> **Records for the task**

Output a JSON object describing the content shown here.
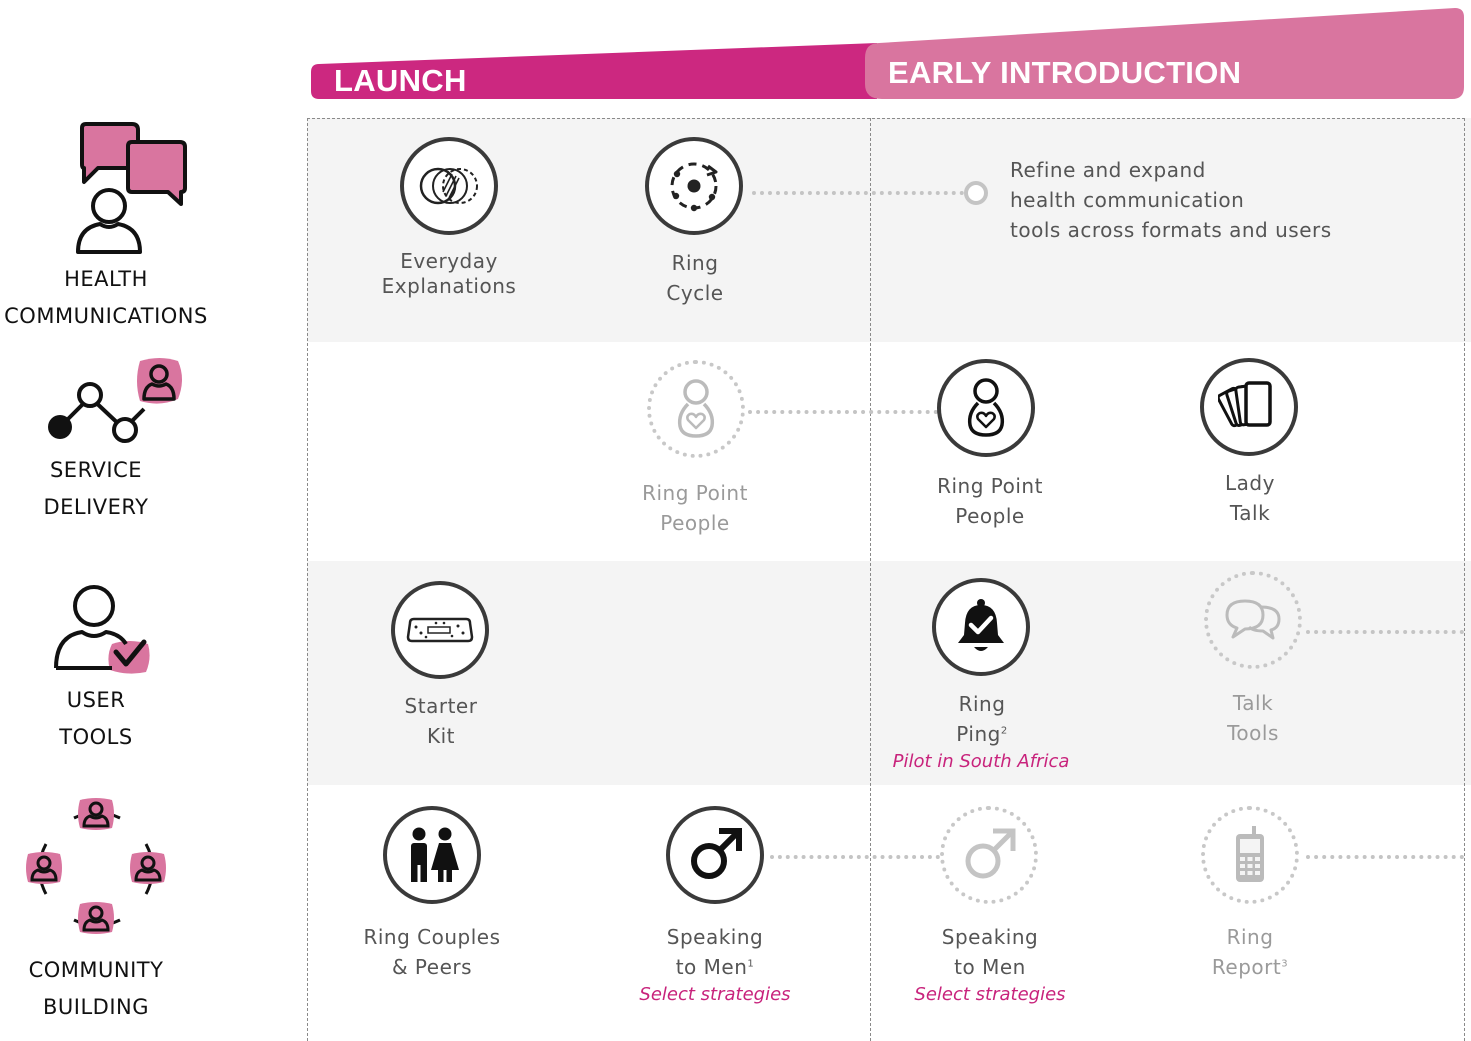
{
  "phases": {
    "launch": "LAUNCH",
    "early": "EARLY INTRODUCTION"
  },
  "colors": {
    "launch": "#cc2880",
    "early": "#d9759f",
    "accent_italic": "#c8237c",
    "row_grey": "#f4f4f4"
  },
  "categories": [
    {
      "line1": "HEALTH",
      "line2": "COMMUNICATIONS",
      "icon": "speech-bubbles-person-icon"
    },
    {
      "line1": "SERVICE",
      "line2": "DELIVERY",
      "icon": "network-person-icon"
    },
    {
      "line1": "USER",
      "line2": "TOOLS",
      "icon": "person-checkmark-icon"
    },
    {
      "line1": "COMMUNITY",
      "line2": "BUILDING",
      "icon": "people-circle-icon"
    }
  ],
  "rows": {
    "health": {
      "everyday": {
        "line1": "Everyday",
        "line2": "Explanations",
        "icon": "overlapping-circles-icon"
      },
      "ring_cycle": {
        "line1": "Ring",
        "line2": "Cycle",
        "icon": "ring-cycle-icon"
      },
      "refine": {
        "line1": "Refine and expand",
        "line2": "health communication",
        "line3": "tools across formats and users"
      }
    },
    "service": {
      "rpp_launch": {
        "line1": "Ring Point",
        "line2": "People",
        "icon": "pregnant-person-heart-icon"
      },
      "rpp_early": {
        "line1": "Ring Point",
        "line2": "People",
        "icon": "pregnant-person-heart-icon"
      },
      "lady_talk": {
        "line1": "Lady",
        "line2": "Talk",
        "icon": "card-deck-icon"
      }
    },
    "user_tools": {
      "starter_kit": {
        "line1": "Starter",
        "line2": "Kit",
        "icon": "ring-case-icon"
      },
      "ring_ping": {
        "line1": "Ring",
        "line2": "Ping",
        "sup": "2",
        "note": "Pilot in South Africa",
        "icon": "bell-check-icon"
      },
      "talk_tools": {
        "line1": "Talk",
        "line2": "Tools",
        "icon": "speech-bubbles-icon"
      }
    },
    "community": {
      "couples": {
        "line1": "Ring Couples",
        "line2": "& Peers",
        "icon": "man-woman-icon"
      },
      "men_launch": {
        "line1": "Speaking",
        "line2": "to Men",
        "sup": "1",
        "note": "Select strategies",
        "icon": "male-symbol-icon"
      },
      "men_early": {
        "line1": "Speaking",
        "line2": "to Men",
        "note": "Select strategies",
        "icon": "male-symbol-icon"
      },
      "ring_report": {
        "line1": "Ring",
        "line2": "Report",
        "sup": "3",
        "icon": "mobile-phone-icon"
      }
    }
  }
}
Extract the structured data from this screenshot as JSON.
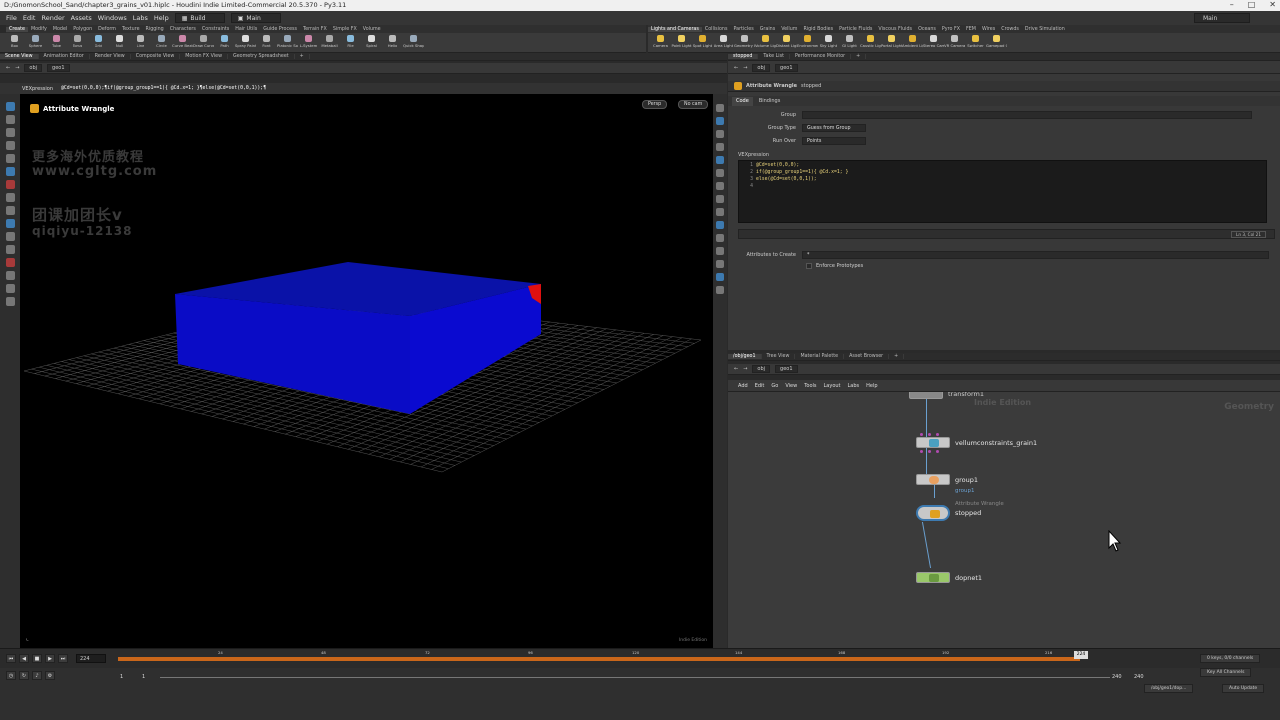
{
  "window": {
    "title": "D:/GnomonSchool_Sand/chapter3_grains_v01.hiplc - Houdini Indie Limited-Commercial 20.5.370 - Py3.11"
  },
  "menu": {
    "items": [
      "File",
      "Edit",
      "Render",
      "Assets",
      "Windows",
      "Labs",
      "Help"
    ],
    "build": "Build",
    "main": "Main",
    "right_main": "Main"
  },
  "shelf_left": {
    "tabs": [
      "Create",
      "Modify",
      "Model",
      "Polygon",
      "Deform",
      "Texture",
      "Rigging",
      "Characters",
      "Constraints",
      "Hair Utils",
      "Guide Process",
      "Terrain FX",
      "Simple FX",
      "Volume"
    ],
    "tools": [
      "Box",
      "Sphere",
      "Tube",
      "Torus",
      "Grid",
      "Null",
      "Line",
      "Circle",
      "Curve Bezier",
      "Draw Curve",
      "Path",
      "Spray Paint",
      "Font",
      "Platonic Solids",
      "L-System",
      "Metaball",
      "File",
      "Spiral",
      "Helix",
      "Quick Shapes"
    ]
  },
  "shelf_right": {
    "tabs": [
      "Lights and Cameras",
      "Collisions",
      "Particles",
      "Grains",
      "Vellum",
      "Rigid Bodies",
      "Particle Fluids",
      "Viscous Fluids",
      "Oceans",
      "Pyro FX",
      "FEM",
      "Wires",
      "Crowds",
      "Drive Simulation"
    ],
    "tools": [
      "Camera",
      "Point Light",
      "Spot Light",
      "Area Light",
      "Geometry Light",
      "Volume Light",
      "Distant Light",
      "Environment Light",
      "Sky Light",
      "GI Light",
      "Caustic Light",
      "Portal Light",
      "Ambient Light",
      "Stereo Camera",
      "VR Camera",
      "Switcher",
      "Gamepad Camera"
    ]
  },
  "left_pane": {
    "tabs": [
      "Scene View",
      "Animation Editor",
      "Render View",
      "Composite View",
      "Motion FX View",
      "Geometry Spreadsheet"
    ],
    "path": [
      "obj",
      "geo1"
    ],
    "vex_label": "VEXpression",
    "vex_code": "@Cd=set(0,0,0);¶if(@group_group1==1){ @Cd.x=1; }¶else(@Cd=set(0,0,1));¶"
  },
  "viewport": {
    "title": "Attribute Wrangle",
    "persp": "Persp",
    "cam": "No cam",
    "watermark1": "更多海外优质教程",
    "watermark2": "www.cgltg.com",
    "watermark3": "团课加团长v",
    "watermark4": "qiqiyu-12138",
    "edition": "Indie Edition"
  },
  "right_pane": {
    "tabs": [
      "stopped",
      "Take List",
      "Performance Monitor"
    ],
    "path": [
      "obj",
      "geo1"
    ],
    "node_type": "Attribute Wrangle",
    "node_name": "stopped",
    "param_tabs": [
      "Code",
      "Bindings"
    ],
    "group_label": "Group",
    "group_value": "",
    "group_type_label": "Group Type",
    "group_type_value": "Guess from Group",
    "run_over_label": "Run Over",
    "run_over_value": "Points",
    "vexpression_label": "VEXpression",
    "code_lines": [
      "@Cd=set(0,0,0);",
      "if(@group_group1==1){ @Cd.x=1; }",
      "else(@Cd=set(0,0,1));",
      ""
    ],
    "line_numbers": [
      "1",
      "2",
      "3",
      "4"
    ],
    "status": "Ln 3, Col 21",
    "attrs_label": "Attributes to Create",
    "attrs_value": "*",
    "enforce_label": "Enforce Prototypes"
  },
  "network": {
    "tabs": [
      "/obj/geo1",
      "Tree View",
      "Material Palette",
      "Asset Browser"
    ],
    "path": [
      "obj",
      "geo1"
    ],
    "menu": [
      "Add",
      "Edit",
      "Go",
      "View",
      "Tools",
      "Layout",
      "Labs",
      "Help"
    ],
    "bg_edition": "Indie Edition",
    "bg_context": "Geometry",
    "nodes": {
      "top": "transform1",
      "vellum": "vellumconstraints_grain1",
      "group": "group1",
      "group_sub": "group1",
      "wrangle_type": "Attribute Wrangle",
      "wrangle": "stopped",
      "dop": "dopnet1"
    }
  },
  "timeline": {
    "frame": "224",
    "ticks": [
      "24",
      "48",
      "72",
      "96",
      "120",
      "144",
      "168",
      "192",
      "216"
    ],
    "current": "224",
    "start": "1",
    "start2": "1",
    "end": "240",
    "end2": "240",
    "keys": "0 keys, 0/0 channels",
    "key_all": "Key All Channels",
    "path_btn": "/obj/geo1/dop...",
    "auto_update": "Auto Update"
  },
  "colors": {
    "accent": "#3d7ab0",
    "timeline": "#c9661a",
    "box_blue": "#0a0ad0",
    "box_red": "#e01010"
  }
}
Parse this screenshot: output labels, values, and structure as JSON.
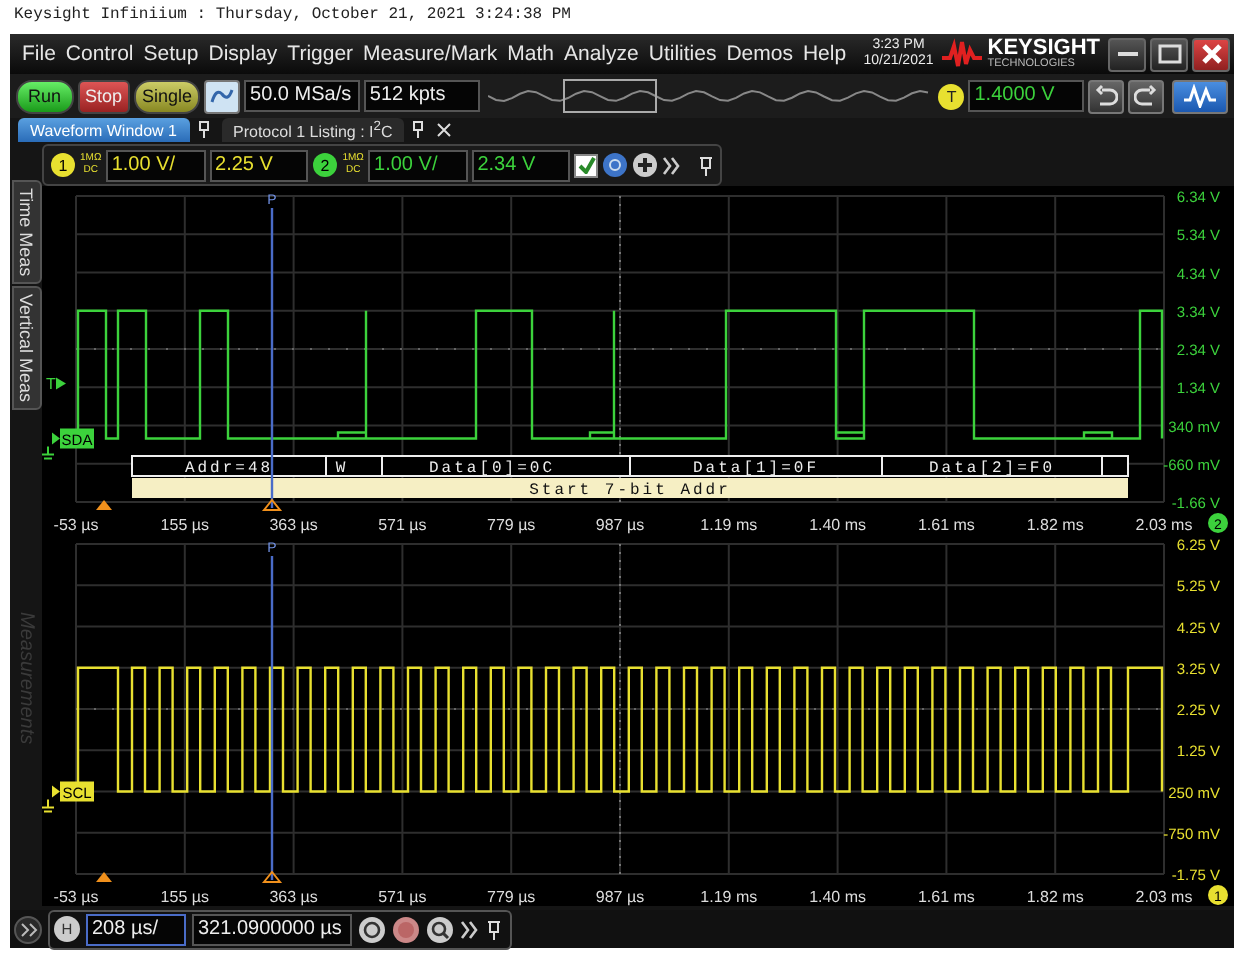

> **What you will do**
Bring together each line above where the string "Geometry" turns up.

> **Response to the exercise**
      "Geometry Light",
      "Geometry Spreadsheet"
    "bg_context": "Geometry",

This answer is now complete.